▸ **DATA**:

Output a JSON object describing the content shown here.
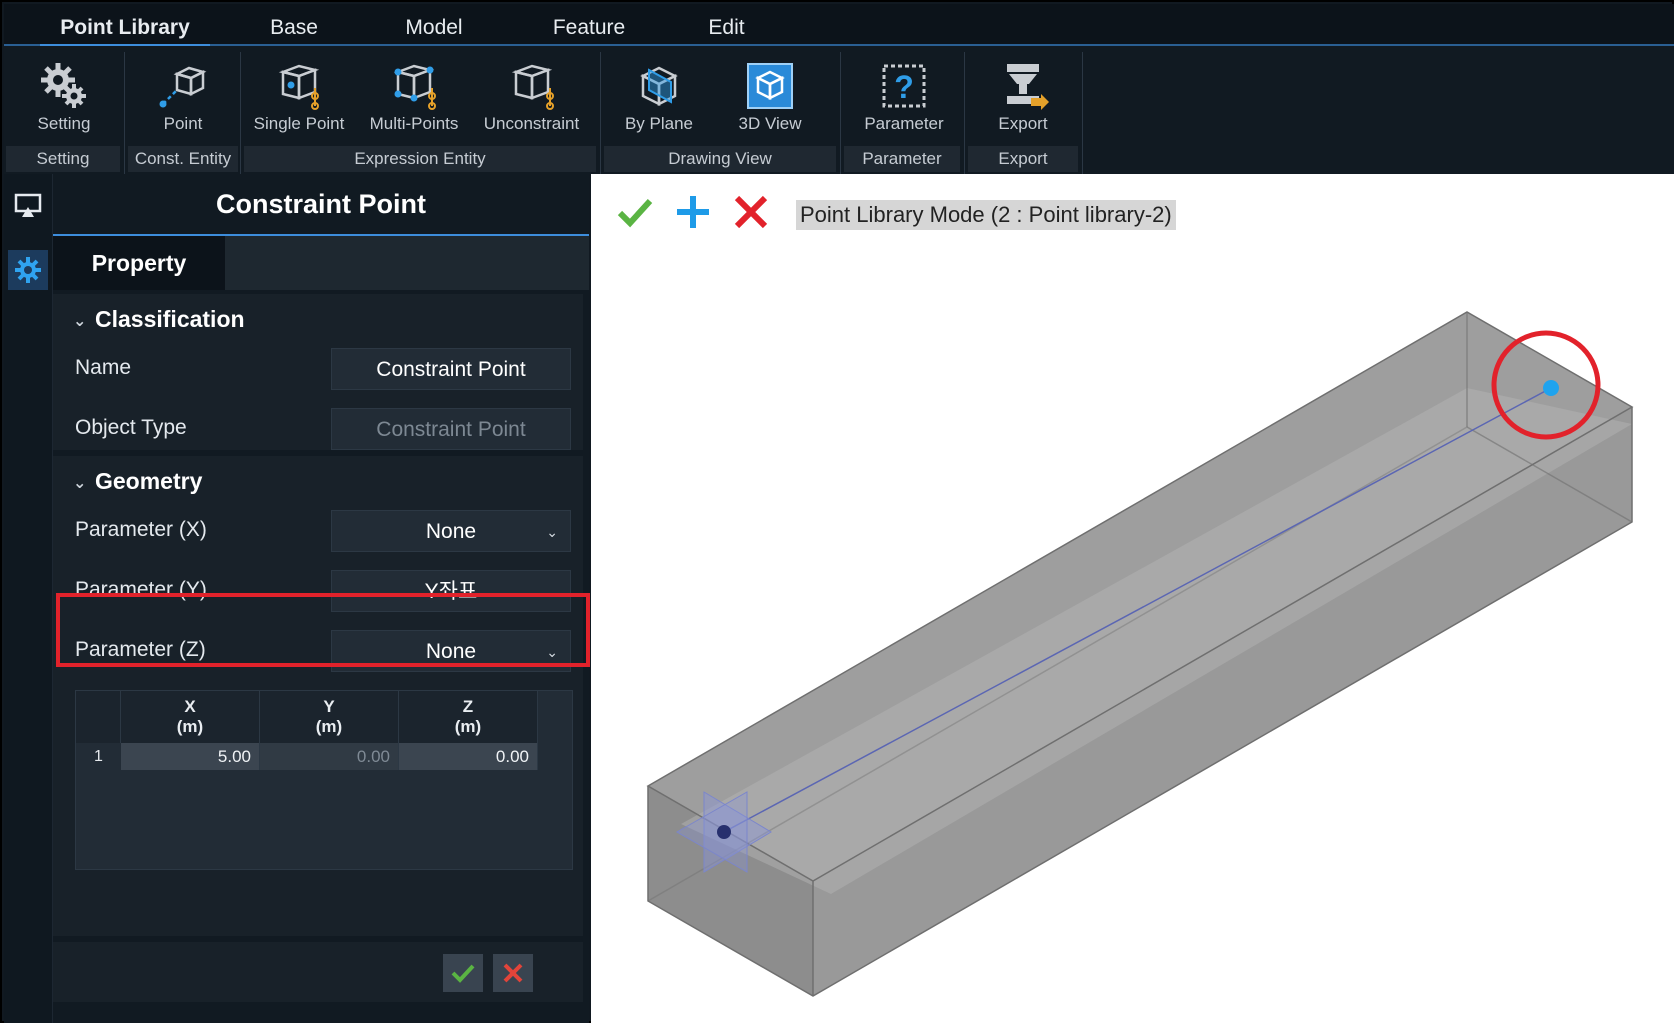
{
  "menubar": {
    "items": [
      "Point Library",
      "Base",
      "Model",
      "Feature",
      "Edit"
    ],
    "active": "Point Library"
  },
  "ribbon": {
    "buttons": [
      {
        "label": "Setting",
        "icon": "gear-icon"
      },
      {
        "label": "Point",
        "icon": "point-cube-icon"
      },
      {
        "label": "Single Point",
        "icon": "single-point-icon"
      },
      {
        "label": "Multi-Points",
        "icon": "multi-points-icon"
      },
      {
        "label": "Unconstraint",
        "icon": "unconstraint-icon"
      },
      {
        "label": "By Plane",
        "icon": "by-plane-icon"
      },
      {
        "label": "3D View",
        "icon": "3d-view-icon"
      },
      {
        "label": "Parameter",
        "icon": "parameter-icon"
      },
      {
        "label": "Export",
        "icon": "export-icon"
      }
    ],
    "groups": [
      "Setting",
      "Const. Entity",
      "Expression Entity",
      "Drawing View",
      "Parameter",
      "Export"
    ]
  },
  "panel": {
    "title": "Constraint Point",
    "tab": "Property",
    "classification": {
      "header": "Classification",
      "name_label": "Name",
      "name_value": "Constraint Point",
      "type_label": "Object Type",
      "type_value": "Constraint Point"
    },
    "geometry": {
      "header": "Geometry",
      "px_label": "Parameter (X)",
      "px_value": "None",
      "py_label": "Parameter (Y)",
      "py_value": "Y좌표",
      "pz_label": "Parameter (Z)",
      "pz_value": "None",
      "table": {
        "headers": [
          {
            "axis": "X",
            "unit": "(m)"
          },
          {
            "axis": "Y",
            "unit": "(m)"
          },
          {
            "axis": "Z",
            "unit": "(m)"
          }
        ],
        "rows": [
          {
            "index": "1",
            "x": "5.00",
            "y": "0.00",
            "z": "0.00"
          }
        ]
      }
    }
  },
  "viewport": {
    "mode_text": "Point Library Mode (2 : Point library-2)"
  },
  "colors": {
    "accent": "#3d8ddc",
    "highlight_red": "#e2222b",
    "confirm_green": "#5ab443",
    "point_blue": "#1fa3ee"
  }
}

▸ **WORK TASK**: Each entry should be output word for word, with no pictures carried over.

▸ **YOUR RESPONSE**:
Output a JSON object describing the content shown here.
{
  "menubar": {
    "items": [
      "Point Library",
      "Base",
      "Model",
      "Feature",
      "Edit"
    ],
    "active": "Point Library"
  },
  "ribbon": {
    "buttons": [
      {
        "label": "Setting",
        "icon": "gear-icon"
      },
      {
        "label": "Point",
        "icon": "point-cube-icon"
      },
      {
        "label": "Single Point",
        "icon": "single-point-icon"
      },
      {
        "label": "Multi-Points",
        "icon": "multi-points-icon"
      },
      {
        "label": "Unconstraint",
        "icon": "unconstraint-icon"
      },
      {
        "label": "By Plane",
        "icon": "by-plane-icon"
      },
      {
        "label": "3D View",
        "icon": "3d-view-icon"
      },
      {
        "label": "Parameter",
        "icon": "parameter-icon"
      },
      {
        "label": "Export",
        "icon": "export-icon"
      }
    ],
    "groups": [
      "Setting",
      "Const. Entity",
      "Expression Entity",
      "Drawing View",
      "Parameter",
      "Export"
    ]
  },
  "panel": {
    "title": "Constraint Point",
    "tab": "Property",
    "classification": {
      "header": "Classification",
      "name_label": "Name",
      "name_value": "Constraint Point",
      "type_label": "Object Type",
      "type_value": "Constraint Point"
    },
    "geometry": {
      "header": "Geometry",
      "px_label": "Parameter (X)",
      "px_value": "None",
      "py_label": "Parameter (Y)",
      "py_value": "Y좌표",
      "pz_label": "Parameter (Z)",
      "pz_value": "None",
      "table": {
        "headers": [
          {
            "axis": "X",
            "unit": "(m)"
          },
          {
            "axis": "Y",
            "unit": "(m)"
          },
          {
            "axis": "Z",
            "unit": "(m)"
          }
        ],
        "rows": [
          {
            "index": "1",
            "x": "5.00",
            "y": "0.00",
            "z": "0.00"
          }
        ]
      }
    }
  },
  "viewport": {
    "mode_text": "Point Library Mode (2 : Point library-2)"
  },
  "colors": {
    "accent": "#3d8ddc",
    "highlight_red": "#e2222b",
    "confirm_green": "#5ab443",
    "point_blue": "#1fa3ee"
  }
}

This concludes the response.